**Raw data:**
------------------------------
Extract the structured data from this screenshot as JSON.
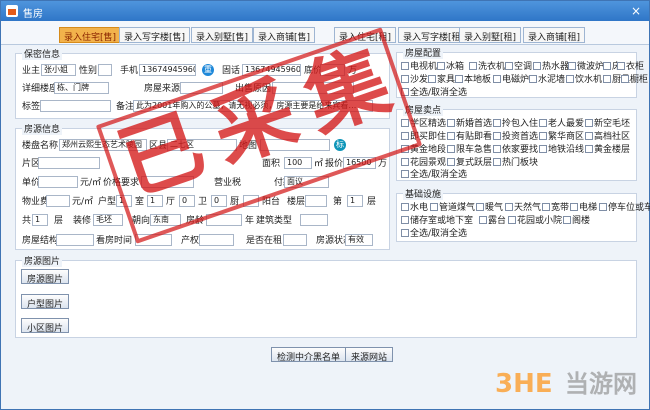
{
  "window": {
    "title": "售房",
    "close_icon": "×"
  },
  "tabs": [
    "录入住宅[售]",
    "录入写字楼[售]",
    "录入别墅[售]",
    "录入商铺[售]",
    "录入住宅[租]",
    "录入写字楼[租]",
    "录入别墅[租]",
    "录入商铺[租]"
  ],
  "sections": {
    "owner": "保密信息",
    "source": "房源信息",
    "config": "房屋配置",
    "selling": "房屋卖点",
    "facilities": "基础设施",
    "photos": "房源图片"
  },
  "owner": {
    "owner_label": "业主",
    "owner_name": "张小姐",
    "gender_label": "性别",
    "phone_label": "手机",
    "phone": "13674945960",
    "phone_icon": "重",
    "landline_label": "固话",
    "landline": "13674945960",
    "price_label": "底价",
    "price_unit": "万",
    "address_label": "详细楼座",
    "address": "栋、门牌",
    "source_label": "房屋来源",
    "selling_reason_label": "出售原因",
    "tag_label": "标签",
    "note_label": "备注",
    "note": "此为2001年购入的公墓，请无视必须，房源主要是给来宾看…"
  },
  "source_info": {
    "estate_label": "楼盘名称",
    "estate": "郑州云熙生态艺术陵园",
    "district_label": "区县",
    "district": "二七区",
    "map_label": "地图",
    "map_icon": "标",
    "area_label": "片区",
    "area_size_label": "面积",
    "area_size": "100",
    "area_unit": "㎡",
    "quote_label": "报价",
    "quote": "16500",
    "quote_unit": "万",
    "unit_price_label": "单价",
    "unit_price_unit": "元/㎡",
    "price_req_label": "价格要求",
    "business_tax_label": "营业税",
    "payment_label": "付款方式",
    "payment": "面议",
    "property_fee_label": "物业费",
    "property_fee_unit": "元/㎡",
    "layout_label": "户型",
    "room_label": "室",
    "room": "1",
    "hall_label": "厅",
    "hall": "1",
    "bath_label": "卫",
    "bath": "0",
    "kitchen_label": "厨",
    "kitchen": "0",
    "balcony_label": "阳台",
    "floor_label": "楼层",
    "floor_of_label": "第",
    "floor_num": "1",
    "floor_unit": "层",
    "total_floor_label": "共",
    "total_floor": "1",
    "floor_unit2": "层",
    "decor_label": "装修",
    "decor": "毛坯",
    "facing_label": "朝向",
    "facing": "东南",
    "age_label": "房龄",
    "year_unit": "年",
    "build_type_label": "建筑类型",
    "structure_label": "房屋结构",
    "view_time_label": "看房时间",
    "ownership_label": "产权",
    "rented_label": "是否在租",
    "status_label": "房源状态",
    "status": "有效"
  },
  "config_items": [
    "电视机",
    "冰箱",
    "洗衣机",
    "空调",
    "热水器",
    "微波炉",
    "床",
    "衣柜",
    "沙发",
    "家具",
    "本地板",
    "电磁炉",
    "水泥墙",
    "饮水机",
    "厨具",
    "橱柜"
  ],
  "config_footer": "全选/取消全选",
  "selling_items": [
    "学区精选",
    "新婚首选",
    "拎包入住",
    "老人最爱",
    "新空毛坯",
    "即买即住",
    "有贴即看",
    "投资首选",
    "繁华商区",
    "高档社区",
    "黄金地段",
    "限车急售",
    "依家要找",
    "地铁沿线",
    "黄金楼层",
    "花园景观",
    "复式跃层",
    "热门板块"
  ],
  "selling_footer": "全选/取消全选",
  "facility_items": [
    "水电",
    "管道煤气",
    "暖气",
    "天然气",
    "宽带",
    "电梯",
    "停车位或车库",
    "储存室或地下室",
    "露台",
    "花园或小院",
    "阁楼"
  ],
  "facility_footer": "全选/取消全选",
  "photo_buttons": [
    "房源图片",
    "户型图片",
    "小区图片"
  ],
  "footer_buttons": [
    "检测中介黑名单",
    "来源网站"
  ],
  "stamp_text": [
    "已",
    "采",
    "集"
  ],
  "watermark": {
    "badge": "3HE",
    "text": "当游网"
  }
}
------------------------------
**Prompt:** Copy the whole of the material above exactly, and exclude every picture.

**Exercise solution:**
Extract the structured data from this screenshot as JSON.
{
  "window": {
    "title": "售房",
    "close_icon": "×"
  },
  "tabs": [
    "录入住宅[售]",
    "录入写字楼[售]",
    "录入别墅[售]",
    "录入商铺[售]",
    "录入住宅[租]",
    "录入写字楼[租]",
    "录入别墅[租]",
    "录入商铺[租]"
  ],
  "sections": {
    "owner": "保密信息",
    "source": "房源信息",
    "config": "房屋配置",
    "selling": "房屋卖点",
    "facilities": "基础设施",
    "photos": "房源图片"
  },
  "owner": {
    "owner_label": "业主",
    "owner_name": "张小姐",
    "gender_label": "性别",
    "phone_label": "手机",
    "phone": "13674945960",
    "phone_icon": "重",
    "landline_label": "固话",
    "landline": "13674945960",
    "price_label": "底价",
    "price_unit": "万",
    "address_label": "详细楼座",
    "address": "栋、门牌",
    "source_label": "房屋来源",
    "selling_reason_label": "出售原因",
    "tag_label": "标签",
    "note_label": "备注",
    "note": "此为2001年购入的公墓，请无视必须，房源主要是给来宾看…"
  },
  "source_info": {
    "estate_label": "楼盘名称",
    "estate": "郑州云熙生态艺术陵园",
    "district_label": "区县",
    "district": "二七区",
    "map_label": "地图",
    "map_icon": "标",
    "area_label": "片区",
    "area_size_label": "面积",
    "area_size": "100",
    "area_unit": "㎡",
    "quote_label": "报价",
    "quote": "16500",
    "quote_unit": "万",
    "unit_price_label": "单价",
    "unit_price_unit": "元/㎡",
    "price_req_label": "价格要求",
    "business_tax_label": "营业税",
    "payment_label": "付款方式",
    "payment": "面议",
    "property_fee_label": "物业费",
    "property_fee_unit": "元/㎡",
    "layout_label": "户型",
    "room_label": "室",
    "room": "1",
    "hall_label": "厅",
    "hall": "1",
    "bath_label": "卫",
    "bath": "0",
    "kitchen_label": "厨",
    "kitchen": "0",
    "balcony_label": "阳台",
    "floor_label": "楼层",
    "floor_of_label": "第",
    "floor_num": "1",
    "floor_unit": "层",
    "total_floor_label": "共",
    "total_floor": "1",
    "floor_unit2": "层",
    "decor_label": "装修",
    "decor": "毛坯",
    "facing_label": "朝向",
    "facing": "东南",
    "age_label": "房龄",
    "year_unit": "年",
    "build_type_label": "建筑类型",
    "structure_label": "房屋结构",
    "view_time_label": "看房时间",
    "ownership_label": "产权",
    "rented_label": "是否在租",
    "status_label": "房源状态",
    "status": "有效"
  },
  "config_items": [
    "电视机",
    "冰箱",
    "洗衣机",
    "空调",
    "热水器",
    "微波炉",
    "床",
    "衣柜",
    "沙发",
    "家具",
    "本地板",
    "电磁炉",
    "水泥墙",
    "饮水机",
    "厨具",
    "橱柜"
  ],
  "config_footer": "全选/取消全选",
  "selling_items": [
    "学区精选",
    "新婚首选",
    "拎包入住",
    "老人最爱",
    "新空毛坯",
    "即买即住",
    "有贴即看",
    "投资首选",
    "繁华商区",
    "高档社区",
    "黄金地段",
    "限车急售",
    "依家要找",
    "地铁沿线",
    "黄金楼层",
    "花园景观",
    "复式跃层",
    "热门板块"
  ],
  "selling_footer": "全选/取消全选",
  "facility_items": [
    "水电",
    "管道煤气",
    "暖气",
    "天然气",
    "宽带",
    "电梯",
    "停车位或车库",
    "储存室或地下室",
    "露台",
    "花园或小院",
    "阁楼"
  ],
  "facility_footer": "全选/取消全选",
  "photo_buttons": [
    "房源图片",
    "户型图片",
    "小区图片"
  ],
  "footer_buttons": [
    "检测中介黑名单",
    "来源网站"
  ],
  "stamp_text": [
    "已",
    "采",
    "集"
  ],
  "watermark": {
    "badge": "3HE",
    "text": "当游网"
  }
}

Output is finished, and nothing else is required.